Friday, October 2, 2009

Staglands, Tsunamis and Robots.

My youngest daughter has gained fame at a young age. She was in the local paper this week along with her best mates from next door. Our local playgroup had a Wearable Arts day where we were invited to construct some sort of wearable art work together with the toddlers. We decided to make robots but some of the ideas that people came up with were quite innovative. We were surrounded by mermaids, princesses, aliens and warriors.

The World of Wearable Arts (WOW) show is held every September in Wellington and attracts and audience of 35000. Designers from all over the world submit designs to the Judges and 150 are selected to compete for a prize of over $100'000. I thought our Robot designs were fairly good and maybe next year we will enter the show! First the local paper - then the world....
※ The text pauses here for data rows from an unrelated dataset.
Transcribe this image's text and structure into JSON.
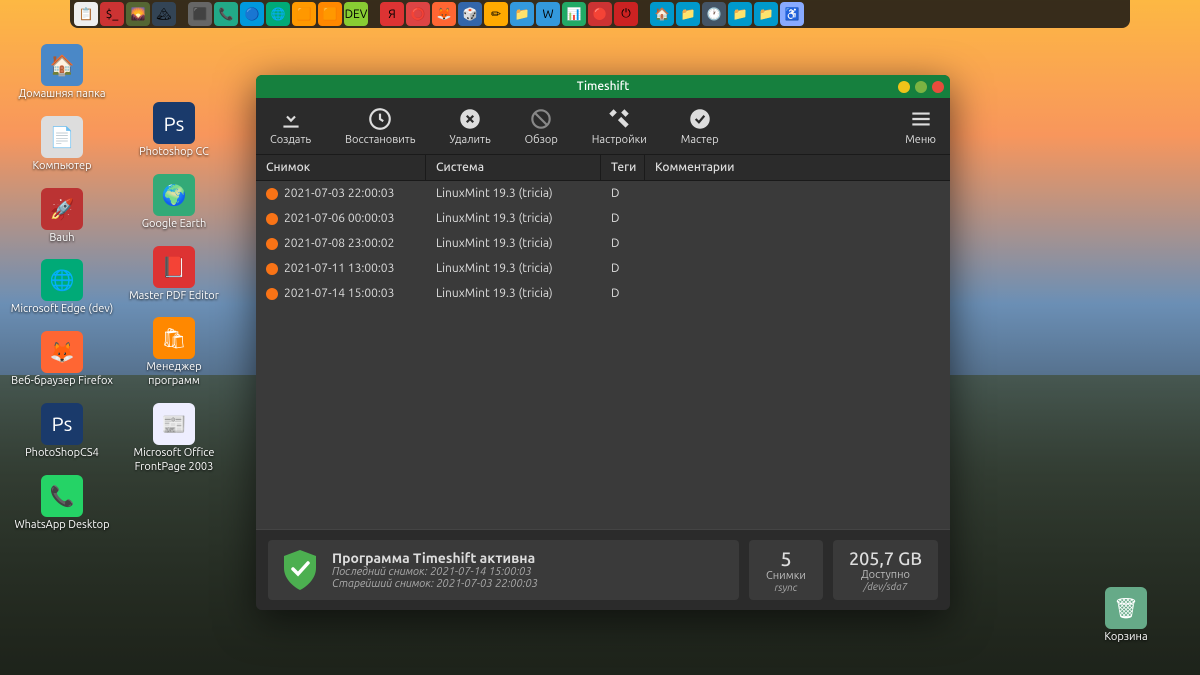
{
  "dock": {
    "items": [
      {
        "bg": "#eee",
        "emoji": "📋"
      },
      {
        "bg": "#c33",
        "emoji": "$_"
      },
      {
        "bg": "#563",
        "emoji": "🌄"
      },
      {
        "bg": "#345",
        "emoji": "🏔"
      },
      {
        "bg": "#666",
        "emoji": "⬛"
      },
      {
        "bg": "#2a8",
        "emoji": "📞"
      },
      {
        "bg": "#09d",
        "emoji": "🔵"
      },
      {
        "bg": "#0a7",
        "emoji": "🌐"
      },
      {
        "bg": "#f90",
        "emoji": "🟧"
      },
      {
        "bg": "#f80",
        "emoji": "🟧"
      },
      {
        "bg": "#8c3",
        "emoji": "DEV"
      },
      {
        "bg": "#d33",
        "emoji": "Я"
      },
      {
        "bg": "#d44",
        "emoji": "⭕"
      },
      {
        "bg": "#f63",
        "emoji": "🦊"
      },
      {
        "bg": "#36a",
        "emoji": "🎲"
      },
      {
        "bg": "#fa0",
        "emoji": "✏"
      },
      {
        "bg": "#39d",
        "emoji": "📁"
      },
      {
        "bg": "#39d",
        "emoji": "W"
      },
      {
        "bg": "#2a6",
        "emoji": "📊"
      },
      {
        "bg": "#c33",
        "emoji": "🔴"
      },
      {
        "bg": "#c22",
        "emoji": "⏻"
      },
      {
        "bg": "#09c",
        "emoji": "🏠"
      },
      {
        "bg": "#09c",
        "emoji": "📁"
      },
      {
        "bg": "#456",
        "emoji": "🕐"
      },
      {
        "bg": "#09c",
        "emoji": "📁"
      },
      {
        "bg": "#09c",
        "emoji": "📁"
      },
      {
        "bg": "#8af",
        "emoji": "♿"
      }
    ]
  },
  "desktop": {
    "col1": [
      {
        "label": "Домашняя папка",
        "bg": "#4a88c7",
        "emoji": "🏠"
      },
      {
        "label": "Компьютер",
        "bg": "#ddd",
        "emoji": "📄"
      },
      {
        "label": "Bauh",
        "bg": "#b33",
        "emoji": "🚀"
      },
      {
        "label": "Microsoft Edge (dev)",
        "bg": "#0a7",
        "emoji": "🌐"
      },
      {
        "label": "Веб-браузер Firefox",
        "bg": "#f63",
        "emoji": "🦊"
      },
      {
        "label": "PhotoShopCS4",
        "bg": "#1a3a6b",
        "emoji": "Ps"
      },
      {
        "label": "WhatsApp Desktop",
        "bg": "#25d366",
        "emoji": "📞"
      }
    ],
    "col2": [
      {
        "label": "",
        "bg": "transparent",
        "emoji": ""
      },
      {
        "label": "Photoshop CC",
        "bg": "#1a3a6b",
        "emoji": "Ps"
      },
      {
        "label": "Google Earth",
        "bg": "#3a7",
        "emoji": "🌍"
      },
      {
        "label": "Master PDF Editor",
        "bg": "#d33",
        "emoji": "📕"
      },
      {
        "label": "Менеджер программ",
        "bg": "#f80",
        "emoji": "🛍"
      },
      {
        "label": "Microsoft Office FrontPage 2003",
        "bg": "#eef",
        "emoji": "📰"
      }
    ],
    "trash": {
      "label": "Корзина"
    }
  },
  "window": {
    "title": "Timeshift",
    "controls": {
      "min": "#f0c419",
      "max": "#7cb342",
      "close": "#e74c3c"
    },
    "toolbar": [
      {
        "key": "create",
        "label": "Создать"
      },
      {
        "key": "restore",
        "label": "Восстановить"
      },
      {
        "key": "delete",
        "label": "Удалить"
      },
      {
        "key": "browse",
        "label": "Обзор"
      },
      {
        "key": "settings",
        "label": "Настройки"
      },
      {
        "key": "wizard",
        "label": "Мастер"
      }
    ],
    "menu_label": "Меню",
    "columns": {
      "snapshot": "Снимок",
      "system": "Система",
      "tags": "Теги",
      "comments": "Комментарии"
    },
    "rows": [
      {
        "date": "2021-07-03 22:00:03",
        "system": "LinuxMint 19.3 (tricia)",
        "tags": "D"
      },
      {
        "date": "2021-07-06 00:00:03",
        "system": "LinuxMint 19.3 (tricia)",
        "tags": "D"
      },
      {
        "date": "2021-07-08 23:00:02",
        "system": "LinuxMint 19.3 (tricia)",
        "tags": "D"
      },
      {
        "date": "2021-07-11 13:00:03",
        "system": "LinuxMint 19.3 (tricia)",
        "tags": "D"
      },
      {
        "date": "2021-07-14 15:00:03",
        "system": "LinuxMint 19.3 (tricia)",
        "tags": "D"
      }
    ],
    "status": {
      "title": "Программа Timeshift активна",
      "last": "Последний снимок: 2021-07-14 15:00:03",
      "oldest": "Старейший снимок: 2021-07-03 22:00:03",
      "count": "5",
      "count_label": "Снимки",
      "count_sub": "rsync",
      "avail": "205,7 GB",
      "avail_label": "Доступно",
      "avail_sub": "/dev/sda7"
    }
  }
}
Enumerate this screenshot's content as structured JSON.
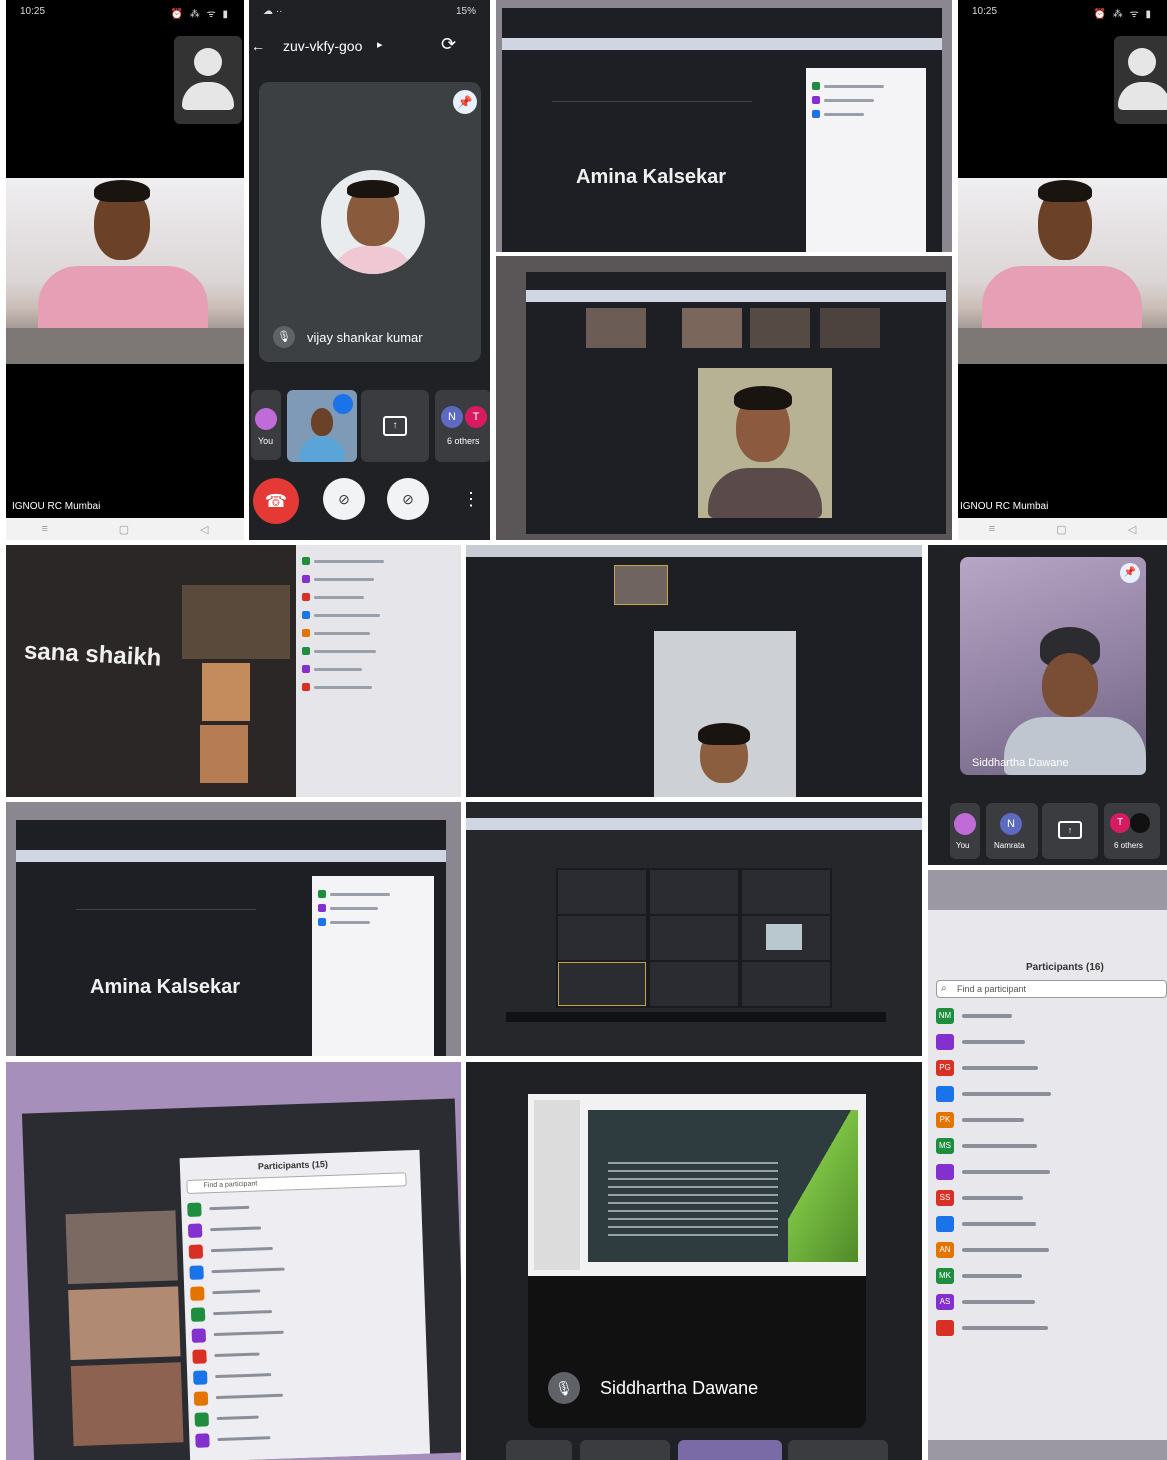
{
  "collage": {
    "tile1": {
      "status_time": "10:25",
      "status_icons": "☼ ⊕ ⊖",
      "status_right": "⏰ ⁂ ᯤ ▮",
      "caption": "IGNOU RC Mumbai"
    },
    "tile2": {
      "meeting_code": "zuv-vkfy-goo",
      "status_right": "15%",
      "participant_name": "vijay shankar kumar",
      "you_label": "You",
      "others_label": "6 others",
      "avatar_n": "N",
      "avatar_t": "T",
      "accent_red": "#e53935"
    },
    "tile3": {
      "name": "Amina Kalsekar"
    },
    "tile4": {},
    "tile5": {
      "status_time": "10:25",
      "status_icons": "☼ ⊕ ⊖",
      "status_right": "⏰ ⁂ ᯤ ▮",
      "caption": "IGNOU RC Mumbai"
    },
    "tile6": {
      "name": "sana shaikh"
    },
    "tile7": {},
    "tile8": {
      "participant_name": "Siddhartha Dawane",
      "you_label": "You",
      "n_label": "Namrata",
      "others_label": "6 others",
      "avatar_n": "N",
      "avatar_t": "T"
    },
    "tile9": {
      "name": "Amina Kalsekar"
    },
    "tile10": {},
    "tile11": {
      "panel_title": "Participants (16)",
      "search_placeholder": "Find a participant",
      "rows": [
        "NM",
        "",
        "PG",
        "",
        "PK",
        "MS",
        "",
        "SS",
        "",
        "AN",
        "MK",
        "AS",
        ""
      ]
    },
    "tile12": {
      "panel_title": "Participants (15)",
      "search_placeholder": "Find a participant"
    },
    "tile13": {
      "presenter_name": "Siddhartha Dawane"
    }
  },
  "colors": {
    "meet_dark": "#202124",
    "mic_off_grey": "#5f6368",
    "pink_shirt": "#e79fb6",
    "participant_chip_colors": [
      "#1e8e3e",
      "#8430ce",
      "#d93025",
      "#1a73e8",
      "#e37400"
    ]
  }
}
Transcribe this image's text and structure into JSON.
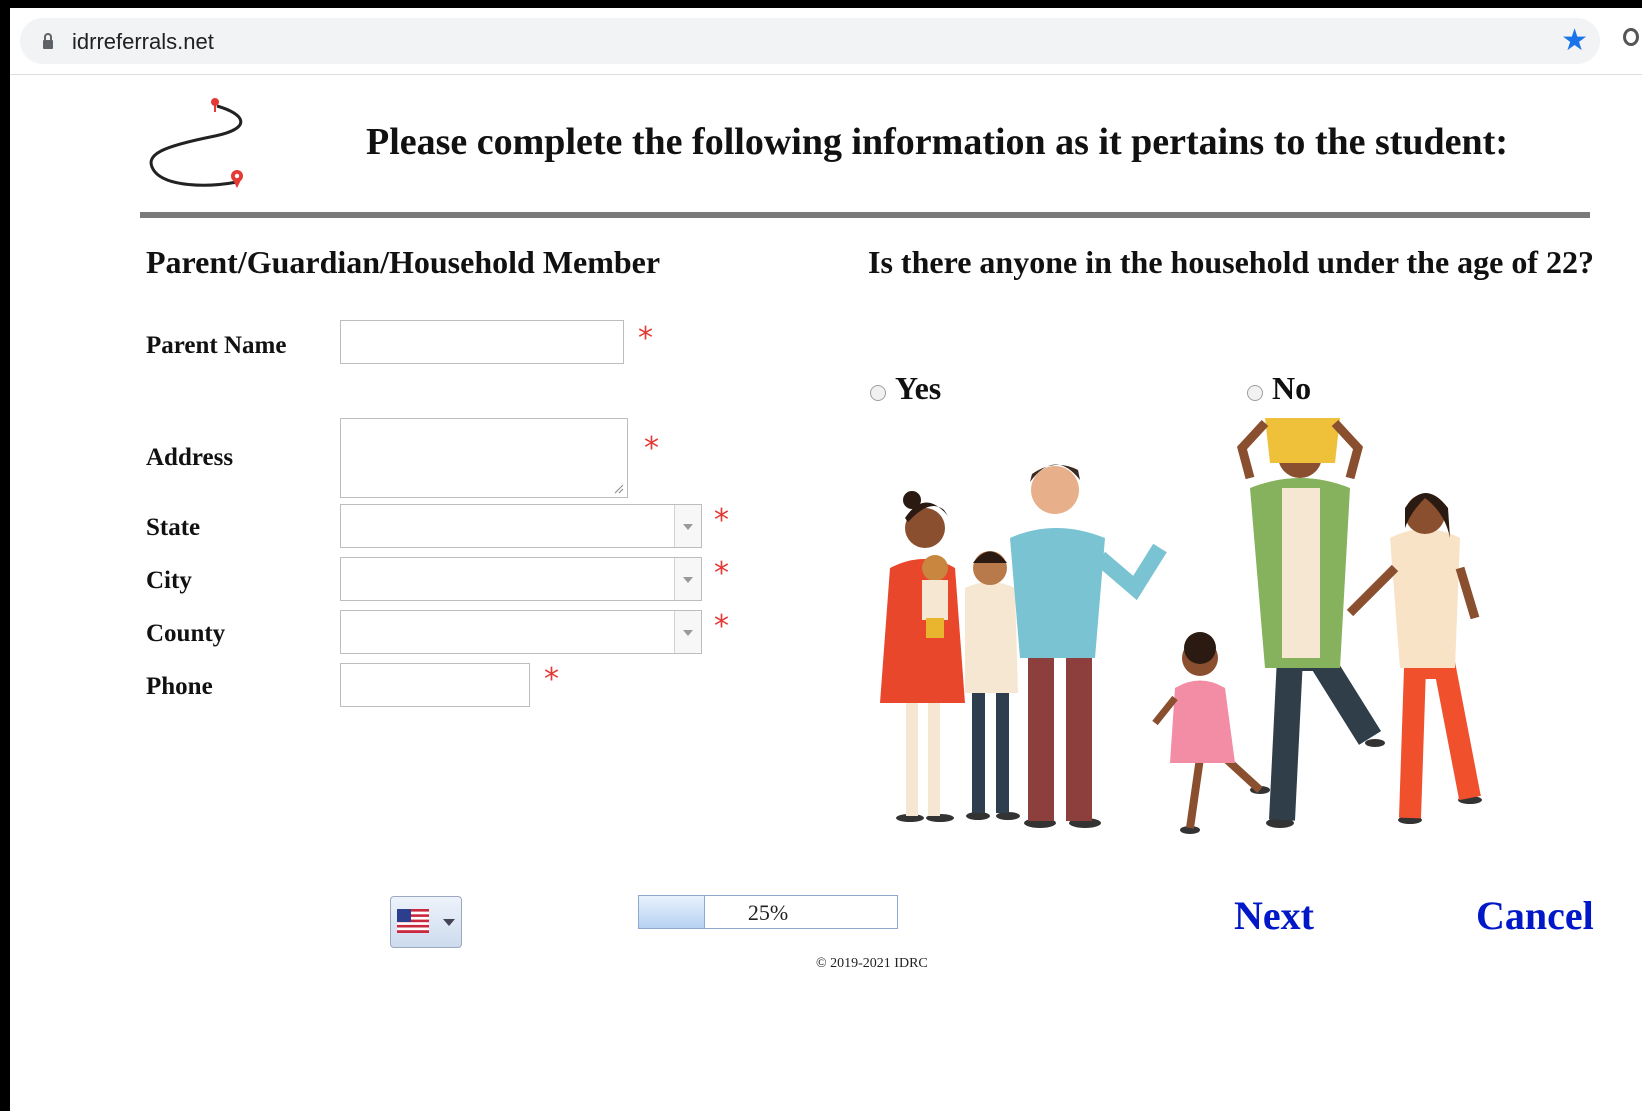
{
  "browser": {
    "url": "idrreferrals.net",
    "bookmark_icon": "star-icon",
    "lock_icon": "lock-icon",
    "extension_icon": "circle-extension-icon"
  },
  "page": {
    "heading": "Please complete the following information as it pertains to the student:",
    "logo_icon": "route-logo-icon"
  },
  "form": {
    "section_title": "Parent/Guardian/Household Member",
    "required_mark": "*",
    "fields": {
      "parent_name": {
        "label": "Parent Name",
        "value": ""
      },
      "address": {
        "label": "Address",
        "value": ""
      },
      "state": {
        "label": "State",
        "value": ""
      },
      "city": {
        "label": "City",
        "value": ""
      },
      "county": {
        "label": "County",
        "value": ""
      },
      "phone": {
        "label": "Phone",
        "value": ""
      }
    }
  },
  "household_question": {
    "text": "Is there anyone in the household under the age of 22?",
    "options": [
      "Yes",
      "No"
    ],
    "illustration_icon": "family-illustration"
  },
  "footer": {
    "language_flag_icon": "us-flag-icon",
    "progress_percent": 25,
    "progress_text": "25%",
    "copyright": "© 2019-2021 IDRC",
    "next_label": "Next",
    "cancel_label": "Cancel"
  },
  "colors": {
    "link": "#0018c8",
    "required": "#e53935",
    "bookmark": "#1a73e8"
  }
}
We awoke earlier in the week to Tsunami warnings on our local radio station following the earthquake in Samoa. It was quite a wake up call in a way as the threat of Tsunamis is not something we have really thought about before. We can see the sea from our house but we are fairly high up and probably not at risk. However P works in Wellington and travels on the train that passes directly by the low lying coastline.

In the end all we saw of the Tsunami was a 40cm wave by the time it hit Wellington, not really that impressive. In parts of NZ people were actually prevented from going near low lying and exposed beaches. There were numerous articles online about scores of people heading down to beaches to see if they could see the Tsunami approaching. Even though I recognise that this is rather a dangerous activity, I have to admit that I would probably be one of those people if the opportunity arose!

This Saturday, as the weather is still frustratingly not good enough to go camping, we went to Staglands. This is a wildlife reserve in the Akatarawa valley to the north of Wellington. Its is a fantastic day out even though you have to drive along another twisting, winding, sheer drop on one side, road. They seem to specialise in these type of roads over here. If you suffer from a fear of heights, New Zealand is not a good place to drive.

The valleys in this area was apparently logged extensively in the past and it still appears to be going on in places. Thankfully it has also been heavily reforested in recent years.
J and A sitting in a replica logging station.

This Ram refused to move or let us pass until he was fed, he then followed us around until we ran out of food.

An amazingly hungry pig.

Spring is clearly a good time to visit as all the baby animals are available for cuddles.


  1. Great to see you're still getting out and about despite the weather. Staglands is just down the road (well 10km) and we've not been. Must go I keep telling myself. Whilst we were in the UK a number of petting zoos closed down because of e-coli outbreak from there.

    As for the tsunami - people have a goulish interest in such things regardless of the danger. It's like seeing people swept away by high waves in a storm because they were there for sight seeing. Nuts. I'd steer clear and run for the hills.

  2. Looks like a cool place for kids! I thought it was funny that so want people went down to the beach to wait for the tsunami! Thank goodness it petered out by the time it got here ... those poor people in Samoa.

  3. I love Staglands. Charli just won us a family pass to go there at Sophie's Kindi fair. It's been ages since we last went and now you've thoroughly motivated me (just want to wait for this rain to ease up a little!).

    By the way - love the WOW creations!